I worked on Capitol Hill for a number of years as a reporter covering tax legislation. I once had a boss who imposed a rule that none of the reporters who worked for him could allow anyone to buy him lunch. We had to pay our own way.

The idea, of course, was to prevent conflicts of interest. If someone buys you lunch, you may end up feeling friendly towards him. That might influence your reporting. To insure that your readers get the real story, it’s better following a rule that you always pay for your own darn lunches.

It was a perfectly reasonable policy. I don’t think it did any harm. However, I don’t think it did much good either. Reporters are an independent lot. There aren’t too many of us who can be bought for the price of lunch. This ethics policy was solving a problem that didn’t really exist.

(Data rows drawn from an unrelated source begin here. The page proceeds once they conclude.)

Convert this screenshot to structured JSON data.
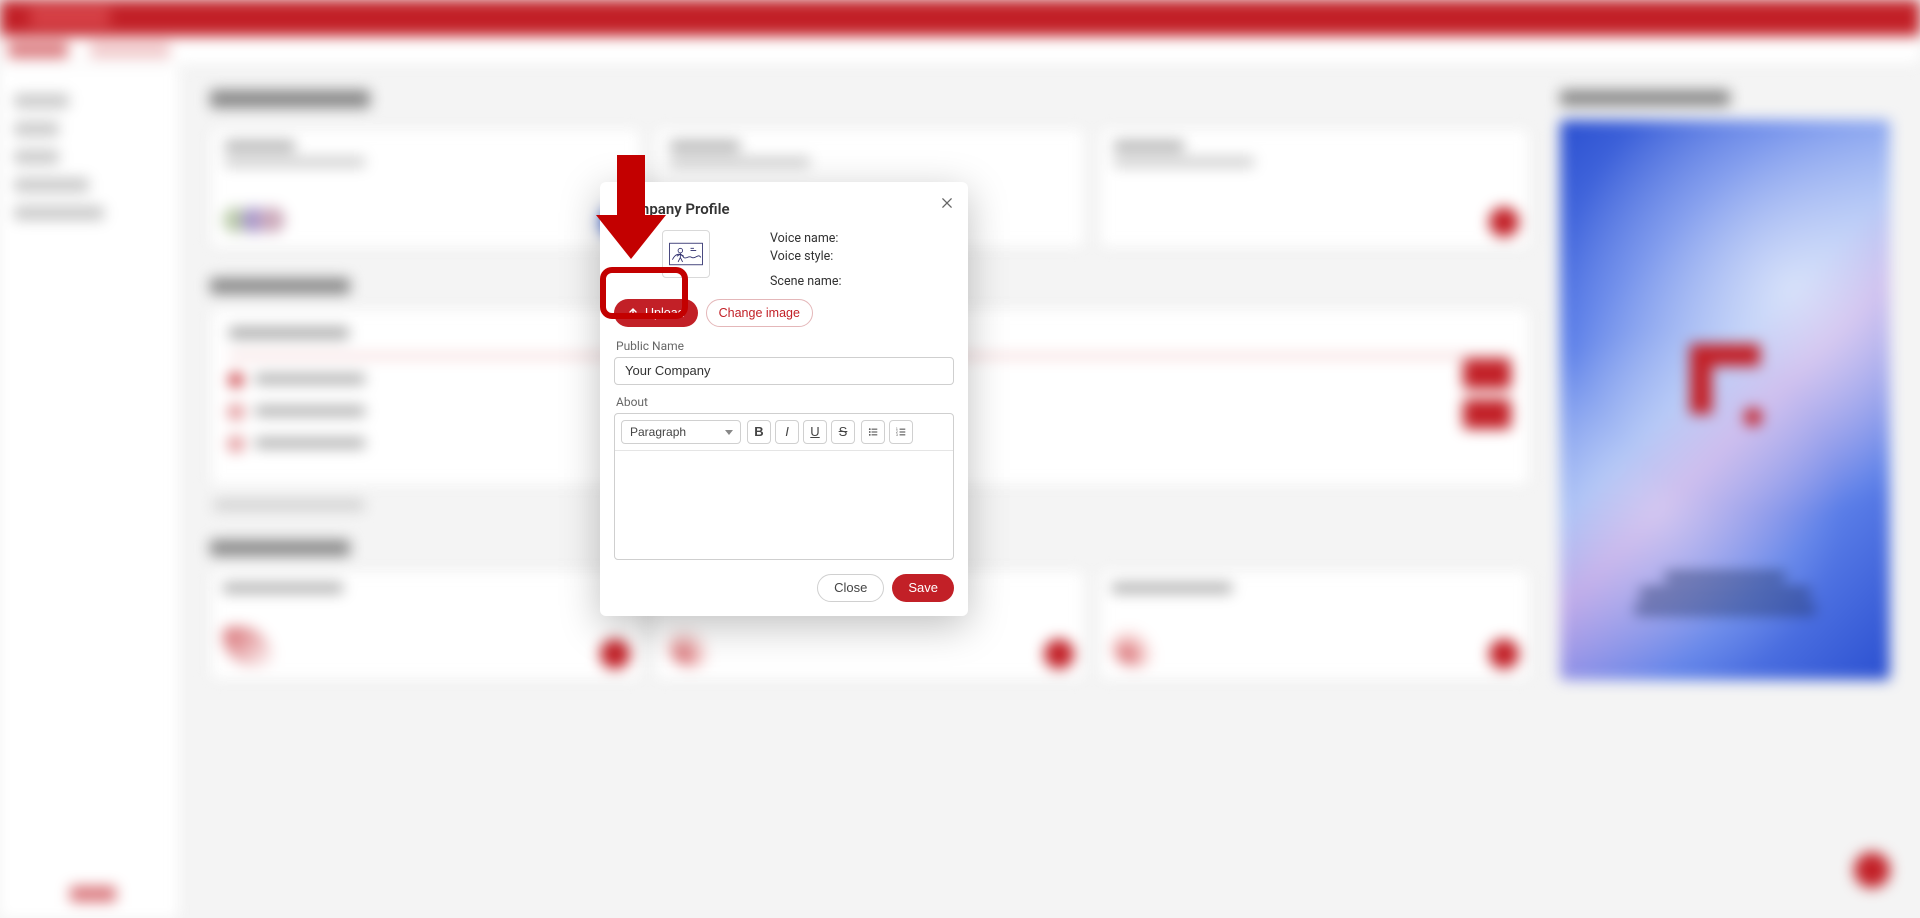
{
  "modal": {
    "title": "Company Profile",
    "voice_name_label": "Voice name:",
    "voice_style_label": "Voice style:",
    "scene_name_label": "Scene name:",
    "upload_label": "Upload",
    "change_image_label": "Change image",
    "public_name_label": "Public Name",
    "public_name_value": "Your Company",
    "about_label": "About",
    "format_option": "Paragraph",
    "close_label": "Close",
    "save_label": "Save"
  },
  "colors": {
    "brand": "#c22027",
    "annotation": "#c30000"
  }
}
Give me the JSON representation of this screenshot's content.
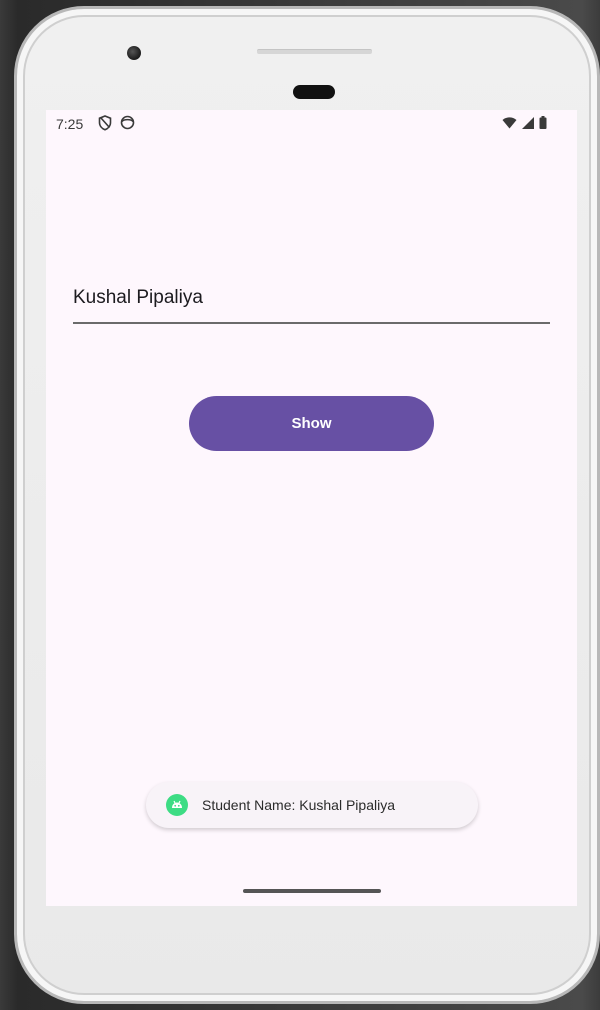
{
  "status_bar": {
    "time": "7:25",
    "left_icons": [
      "shield-icon",
      "face-icon"
    ],
    "right_icons": [
      "wifi-icon",
      "signal-icon",
      "battery-icon"
    ]
  },
  "form": {
    "name_value": "Kushal Pipaliya",
    "show_label": "Show"
  },
  "toast": {
    "icon": "android-icon",
    "message": "Student Name: Kushal Pipaliya"
  },
  "colors": {
    "accent": "#6750a4",
    "screen_background": "#fef7fd",
    "toast_icon": "#3ddc84"
  }
}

I do not mean to say that the journalists I worked with were not biased. We were. There was another form of bias that affected our work on a daily basis and that no ethics policies ever tried to address.

We all needed information from the congressional tax committees. We had to file stories daily and most of the developments in the tax field took place behind closed doors. If you weren’t on good terms with the committees, you died. The people who worked on the committees didn’t need to buy you lunch to get you on their side. Most of us were willing to sell our souls before we would do anything to get the tax committees mad at us.

The bias that mattered was the bias that was never addressed. In fact, the bias that mattered was so big an influence on our writing that none of us ever spoke of it. It’s common for reporters to joke about how the purchase of a meal might swing them. No one jokes about how they favor the committees that are their lifeline to success as congressional reporters. We were all ethically compromised and we knew it. It was too painful a subject to joke about.

So it is in the financial planning field.

People in this field know that the advice coming from planners is not always top notch. They want to address the bias. One idea they have come up with to do so is to have planners charge a fee for their services rather than be compensated through commissions, which might compromise them in favor of recommending the products and services that pay the biggest fees.

That makes sense. I certainly have no objection to the idea of for-fee financial planners, any more than I have an objection to the idea of reporters paying for their own lunches. Again, though, I don’t think the solution addresses the real problem. The real problem is far more serious a matter than one that can be solved by having planners work for a fee rather than for a commission.

Are there cases where planners have recommended products or services because of the fees they collected by doing so? I don’t doubt that this has happened from time to time. But I also don’t think that most planners are so rapacious that they would recommend products and services solely because of the commissions they are paid for doing. In most cases, the planners are recommending products and services they would recommend in any event. The move to for-fee planners is a positive. But I doubt that it will do much to undermine the bias problem that is causing financial ruin for middle-class investors.

The far bigger bias problem is the pro-stock bias problem.

The academic research shows that stocks offer a strong long-term value proposition when priced reasonably and a horrible long-term value proposition when insanely overpriced. Every time in history in which investors have forgotten this basic truth, they have paid dearly for the mistake. But how many financial planners make a point for reminding their clients of it?

Those who work on commission don’t do it. Those who work for a fee don’t do it. Both types of financial planners are compromised to the core. Neither dares to tell his clients what they need to know to invest effectively.

Again, the bias here is so big that people aren’t even comfortable talking about it. We can imagine a world in which financial planners recommend only goods and services in which they truly believe because they are compensated in such a way that the need for commissions doesn’t compromise them. We cannot imagine a world in which financial planners tell the truth about when stocks are worth buying and when they are not. That would be so big a change in the history of investing that it seems beyond us.

I don’t think it is beyond us. The pro-stock bias has caused four economic crises over the the past 110 years. The idea that there is some mystical, magical, blue pixie dust we can sprinkle into the air to make Buy-and-Hold investing strategies work for the long-term investor has caused more human misery that any other idea in the history of personal finance. The pain caused by this idea has grown so great that things are reaching a point where we will not be able to duck the question anymore.

When we begin talking about the real bias holding back financial planners who would prefer to offer sound investing advice, we will find ourselves making more progress in a shorter amount of time than we ever believed possible. Hire a commission-paid financial planner or hire a for-fee financial planner, It really doesn’t make all that much difference. But be sure no matter what else you do that you hire a financial planner who is well aware of the 30 years of academic research showing that Buy-and-Hold strategies can never work and who is brave enough to resist the intense pressures applied to those working in the field not to to tell the straight story about the dangers of Buy-and-Hold.

Rob Bennett

Rob Bennett

Rob Bennett often writes about how to achieve financial independence early in life. His bio is here.